200MHz front-side bus
462-pin Socket A interface
Large 128K on-chip L1 cache
High-performance 64K exclusive on-chip L2 cache with hardware data prefetch
Fully pipelined superscalar floating point engine
3DNow!™ Professional technology and superscalar MMX™ technology for great multimedia performance
0.18-micron manufacturing process
1.75V core voltage
25.18 million transistors
106mm^2 die size
Our Duron 1GHz CPU
As you can see from the specs above, the Morgan core brings with it a few enhancements. From a performance perspective, the most important of these is the hardware data prefetch. With it, the processor looks for regular access patterns in memory access, predicts which data will be necessary next, and fetches and places that data into the processor's L2 cache before it's actually needed. This increases processor performance as it essentially reduces the latency of the processor in accessing memory, especially in data-intensive applications that retrieve lots of data.
Another major benefit is the increase in the number of entries in the L1 data translation look-aside buffer (TLB) and the L2 TLB's (both instruction and data TLBs) new exclusive architecture. The TLB stores translated addresses needed by the processor to access main memory. With the increased number of entries implemented in Morgan, the probability of the processor finding the address it needs is increased. If the CPU can't find the address in the TLB, the performance penalty can be pretty significant.
By moving to an exclusive architecture in the L2 TLBs, entries are no longer duplicated between L1 and L2 TLBs, increasing the amount of effective entry space. If you recall, AMD moved to an exclusive cache architecture with Thunderbird, well now they're taking that technology down to the TLBs. This probably won't be as much of a benefit as the addition of hardware prefetch, and again, the performance improvement will be more pronounced in data-intensive applications.
AMD's 3DNow! Professional essentially combines AMD's previous 3DNow! Extensions with the inclusion of 52 new multimedia instructions, giving Morgan full support of Intel's SSE extensions.
In addition, the transistor count, die size, and core voltage have been raised for Morgan. While Spitfire contained 25 million transistors, Morgan contains 25.18 million. With the increase in transistors, the die size is increased from 100mm^2 on Spitfire to 106mm^2 on Morgan. Core voltage is increased dramatically, while previous Durons required only 1.60V, today's 1GHz Morgan chip consumes 1.75V. Speaking of voltages, for monitoring core temperature, an onboard thermal diode has been integrated on Morgan.

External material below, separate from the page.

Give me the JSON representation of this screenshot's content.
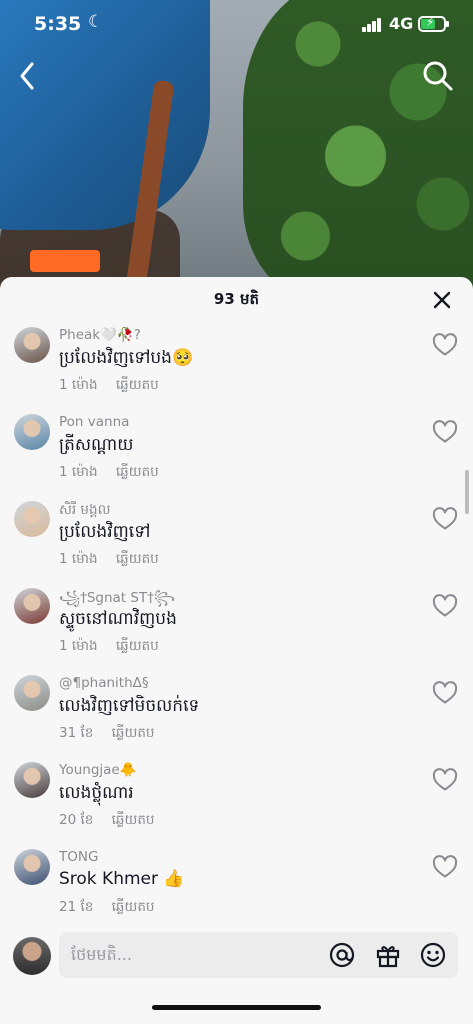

Finally, the microarchitecture of Morgan has been slightly tweaked to improve power consumption, while the circuit implementation has been redesigned to reduce circuit drive strength, resulting in smaller transistors that consume less power. AMD has also implemented a slightly different layout to reduce power consumption:
Morgan on the left, Spitfire on the right